Shrimp time

If its 80 degrees, the sun is glinting off Lake Calhoun and youre craving fried shrimp and who doesnt on a day like that? dont call the Tin Fish to ask if theyre busy.

I tell people the wait is just long enough to relax, says Sheff Priest, who, with his wife Athena, owns the restaurant at 3000 Calhoun Parkway East, on the northern end of Lake Calhoun.

Instead, expect to spend about 15 minutes in line and about 10 minutes waiting for a platter of plump shrimp, never tough or overcooked, in the lightest seasoned cracker crust you could imagine (no batter frying here).

And expect it to be the most worthwhile 25 minutes youve spent all day. All summer even.

The day the Tin Fish opens for the season (this year is its fourth) marks the final coup de grce to another Minnesota winter for Southwest residents. Priest says they always open sometime at the end of April, but exactly when depends on the weather. Just keep your eye out for hungry crowds on the deck.

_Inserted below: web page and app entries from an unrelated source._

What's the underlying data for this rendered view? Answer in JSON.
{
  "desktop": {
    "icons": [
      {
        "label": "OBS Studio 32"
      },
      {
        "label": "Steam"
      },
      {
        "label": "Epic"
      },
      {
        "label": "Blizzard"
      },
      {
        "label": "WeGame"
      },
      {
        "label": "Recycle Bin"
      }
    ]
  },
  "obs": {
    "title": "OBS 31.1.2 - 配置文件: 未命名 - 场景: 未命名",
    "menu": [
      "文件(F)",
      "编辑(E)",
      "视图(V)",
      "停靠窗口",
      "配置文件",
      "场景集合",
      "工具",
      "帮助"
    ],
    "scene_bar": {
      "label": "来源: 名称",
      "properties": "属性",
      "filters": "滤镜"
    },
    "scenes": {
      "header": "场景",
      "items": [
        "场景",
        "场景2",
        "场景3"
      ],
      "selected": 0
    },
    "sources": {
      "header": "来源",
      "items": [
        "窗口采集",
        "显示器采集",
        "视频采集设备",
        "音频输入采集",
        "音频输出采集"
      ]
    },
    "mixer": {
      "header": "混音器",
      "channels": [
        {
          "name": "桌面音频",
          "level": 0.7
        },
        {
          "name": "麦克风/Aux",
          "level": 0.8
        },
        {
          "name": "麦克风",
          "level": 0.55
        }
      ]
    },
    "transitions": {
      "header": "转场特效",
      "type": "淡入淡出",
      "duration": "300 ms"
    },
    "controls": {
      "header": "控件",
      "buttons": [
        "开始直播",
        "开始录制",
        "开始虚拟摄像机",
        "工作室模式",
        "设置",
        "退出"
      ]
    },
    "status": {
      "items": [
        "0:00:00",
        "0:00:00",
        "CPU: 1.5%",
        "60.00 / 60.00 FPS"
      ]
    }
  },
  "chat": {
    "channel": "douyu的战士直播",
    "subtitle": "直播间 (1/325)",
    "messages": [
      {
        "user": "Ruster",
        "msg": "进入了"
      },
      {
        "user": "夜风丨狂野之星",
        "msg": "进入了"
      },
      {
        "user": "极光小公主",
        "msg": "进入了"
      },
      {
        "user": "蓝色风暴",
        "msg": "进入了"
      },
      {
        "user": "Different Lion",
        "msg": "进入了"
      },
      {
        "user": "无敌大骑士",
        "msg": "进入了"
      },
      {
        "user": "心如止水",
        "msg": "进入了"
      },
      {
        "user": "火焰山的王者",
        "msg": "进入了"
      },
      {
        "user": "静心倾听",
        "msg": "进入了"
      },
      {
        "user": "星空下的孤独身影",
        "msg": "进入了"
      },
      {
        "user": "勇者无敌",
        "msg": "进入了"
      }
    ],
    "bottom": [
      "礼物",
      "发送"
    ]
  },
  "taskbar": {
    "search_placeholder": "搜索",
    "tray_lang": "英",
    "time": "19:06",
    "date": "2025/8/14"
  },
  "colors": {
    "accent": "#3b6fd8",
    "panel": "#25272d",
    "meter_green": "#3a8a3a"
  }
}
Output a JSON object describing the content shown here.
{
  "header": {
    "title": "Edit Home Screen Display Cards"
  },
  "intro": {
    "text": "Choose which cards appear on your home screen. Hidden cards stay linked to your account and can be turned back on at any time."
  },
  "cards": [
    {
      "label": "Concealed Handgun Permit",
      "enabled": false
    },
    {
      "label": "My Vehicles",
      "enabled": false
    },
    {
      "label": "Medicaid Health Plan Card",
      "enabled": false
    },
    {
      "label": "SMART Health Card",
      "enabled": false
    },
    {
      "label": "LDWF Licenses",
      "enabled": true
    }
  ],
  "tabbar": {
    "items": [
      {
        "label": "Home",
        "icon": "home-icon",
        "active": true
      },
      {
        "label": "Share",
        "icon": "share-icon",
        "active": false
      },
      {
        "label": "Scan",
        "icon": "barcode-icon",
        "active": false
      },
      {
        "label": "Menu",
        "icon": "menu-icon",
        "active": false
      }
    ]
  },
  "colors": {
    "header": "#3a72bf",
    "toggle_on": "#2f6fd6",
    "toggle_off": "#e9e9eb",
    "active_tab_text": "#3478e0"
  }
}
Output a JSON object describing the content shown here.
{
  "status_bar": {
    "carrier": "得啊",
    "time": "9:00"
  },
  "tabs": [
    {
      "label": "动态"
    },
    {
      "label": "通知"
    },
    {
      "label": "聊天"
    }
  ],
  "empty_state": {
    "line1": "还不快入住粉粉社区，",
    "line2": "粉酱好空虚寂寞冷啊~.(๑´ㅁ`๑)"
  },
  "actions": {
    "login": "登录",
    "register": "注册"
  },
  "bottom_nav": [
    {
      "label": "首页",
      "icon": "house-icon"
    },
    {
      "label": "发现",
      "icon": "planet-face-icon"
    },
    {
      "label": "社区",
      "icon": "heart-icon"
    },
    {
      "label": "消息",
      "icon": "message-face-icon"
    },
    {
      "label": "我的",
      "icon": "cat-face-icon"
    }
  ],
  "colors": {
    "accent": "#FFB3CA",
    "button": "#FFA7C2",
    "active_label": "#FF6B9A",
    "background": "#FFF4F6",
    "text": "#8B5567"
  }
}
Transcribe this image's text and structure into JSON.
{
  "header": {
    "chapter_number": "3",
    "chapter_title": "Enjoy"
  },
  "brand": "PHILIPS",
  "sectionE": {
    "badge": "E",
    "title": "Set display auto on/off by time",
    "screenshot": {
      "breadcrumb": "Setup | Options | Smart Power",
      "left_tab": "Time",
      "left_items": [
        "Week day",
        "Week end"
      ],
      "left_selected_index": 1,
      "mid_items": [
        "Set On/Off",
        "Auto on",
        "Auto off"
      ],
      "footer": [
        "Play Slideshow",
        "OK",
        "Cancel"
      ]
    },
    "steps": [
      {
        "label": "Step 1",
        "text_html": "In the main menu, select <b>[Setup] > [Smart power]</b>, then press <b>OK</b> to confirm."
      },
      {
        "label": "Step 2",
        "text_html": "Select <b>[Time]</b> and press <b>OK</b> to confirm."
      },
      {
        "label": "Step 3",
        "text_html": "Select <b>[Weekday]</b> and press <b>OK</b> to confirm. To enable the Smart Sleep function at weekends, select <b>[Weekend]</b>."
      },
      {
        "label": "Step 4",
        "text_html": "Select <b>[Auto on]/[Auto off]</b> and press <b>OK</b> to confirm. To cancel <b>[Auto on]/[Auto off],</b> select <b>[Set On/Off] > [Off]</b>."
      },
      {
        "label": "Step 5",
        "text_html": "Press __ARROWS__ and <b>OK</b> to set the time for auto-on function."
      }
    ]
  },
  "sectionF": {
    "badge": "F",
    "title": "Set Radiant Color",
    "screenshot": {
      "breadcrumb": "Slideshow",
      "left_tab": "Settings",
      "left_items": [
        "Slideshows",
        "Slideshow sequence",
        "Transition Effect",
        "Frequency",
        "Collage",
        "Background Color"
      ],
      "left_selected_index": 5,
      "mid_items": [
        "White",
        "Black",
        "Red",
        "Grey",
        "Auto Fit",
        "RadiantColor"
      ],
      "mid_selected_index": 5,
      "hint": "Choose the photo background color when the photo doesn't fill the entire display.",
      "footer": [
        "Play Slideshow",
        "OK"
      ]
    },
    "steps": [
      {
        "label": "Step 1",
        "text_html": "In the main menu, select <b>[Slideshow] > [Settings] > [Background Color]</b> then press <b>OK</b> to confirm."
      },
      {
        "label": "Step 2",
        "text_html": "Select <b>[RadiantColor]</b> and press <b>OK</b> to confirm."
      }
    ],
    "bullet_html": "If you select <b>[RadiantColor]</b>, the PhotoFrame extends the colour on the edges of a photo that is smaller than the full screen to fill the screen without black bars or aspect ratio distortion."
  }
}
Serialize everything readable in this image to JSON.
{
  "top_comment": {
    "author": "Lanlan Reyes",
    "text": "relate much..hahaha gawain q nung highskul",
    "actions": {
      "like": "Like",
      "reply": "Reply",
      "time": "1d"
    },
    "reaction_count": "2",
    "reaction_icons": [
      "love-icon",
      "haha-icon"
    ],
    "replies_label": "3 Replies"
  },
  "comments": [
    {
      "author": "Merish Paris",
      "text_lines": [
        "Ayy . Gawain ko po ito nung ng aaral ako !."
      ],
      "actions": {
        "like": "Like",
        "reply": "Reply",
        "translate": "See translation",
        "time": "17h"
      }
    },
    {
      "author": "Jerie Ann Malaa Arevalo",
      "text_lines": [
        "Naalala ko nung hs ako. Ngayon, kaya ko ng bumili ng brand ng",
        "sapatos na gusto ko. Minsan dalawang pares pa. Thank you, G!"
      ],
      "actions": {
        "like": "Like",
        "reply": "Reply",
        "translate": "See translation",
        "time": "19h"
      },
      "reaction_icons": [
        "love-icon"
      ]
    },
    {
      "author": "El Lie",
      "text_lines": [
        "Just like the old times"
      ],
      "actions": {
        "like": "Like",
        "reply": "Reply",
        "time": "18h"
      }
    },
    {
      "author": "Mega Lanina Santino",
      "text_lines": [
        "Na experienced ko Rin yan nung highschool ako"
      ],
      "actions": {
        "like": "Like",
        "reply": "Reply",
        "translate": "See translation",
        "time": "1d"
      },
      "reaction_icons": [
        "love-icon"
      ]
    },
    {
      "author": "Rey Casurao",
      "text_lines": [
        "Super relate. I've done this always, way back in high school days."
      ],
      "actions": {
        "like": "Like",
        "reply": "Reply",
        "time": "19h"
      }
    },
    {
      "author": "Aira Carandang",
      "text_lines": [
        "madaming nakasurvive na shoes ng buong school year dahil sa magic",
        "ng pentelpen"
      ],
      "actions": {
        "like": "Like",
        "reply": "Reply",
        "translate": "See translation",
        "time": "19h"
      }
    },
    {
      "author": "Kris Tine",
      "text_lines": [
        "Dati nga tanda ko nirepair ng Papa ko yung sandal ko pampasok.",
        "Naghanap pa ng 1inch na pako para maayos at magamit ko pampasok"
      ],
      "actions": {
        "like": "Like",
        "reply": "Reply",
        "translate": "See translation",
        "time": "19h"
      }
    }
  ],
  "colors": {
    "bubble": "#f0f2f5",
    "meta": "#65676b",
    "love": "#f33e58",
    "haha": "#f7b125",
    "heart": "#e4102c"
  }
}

It also marks the beginning of a marathon season for the Priests. They work 16-hour days, seven days a week, 170 days in a row, racking up far more than a full years worth of work hours 2500, in Sheffs calculation by the time the summer is out.

And all of this in a tiny kitchen crammed with 14 refrigerators because theres no walk-in. They have to take daily deliveries because they sell all the fish, produce and bread theyre able to store by the end of every day. For the 800850 customers they serve on a busy day, that means absolutely fresh, cut-and-cooked-to-order fish.

Among the most popular orders is the Mini Tin sandwich: two pieces of fried cod on a sesame bun, with tartar and hot sauce. An amazing deal at $2.50.

Most people, when theyre handed their first one, they say, No, no, I ordered the Mini Tin, said Priest, who sold 9,000 of the mighty mini sandwiches last year.

Customers also come for a taste of nostalgia. Priests family owned the Rainbow Caf on Lake and Hennepin from 1919 to 1979, when the Rainbow hamburger and its secret recipe, full of onions and spices, was retired. The Tin Fish resurrected the burger in 2004.

Ive had people who courted their wives at the Rainbow come up to the window and say, Ive been waiting 30 years to taste that taste again, Priest says.

Thirty years, you might say sounds like a long time to wait, but its nothing compared to the interminable stretch from October to April every year, when youre craving fried shrimp.

The Tin Fish

3000 Calhoun Parkway East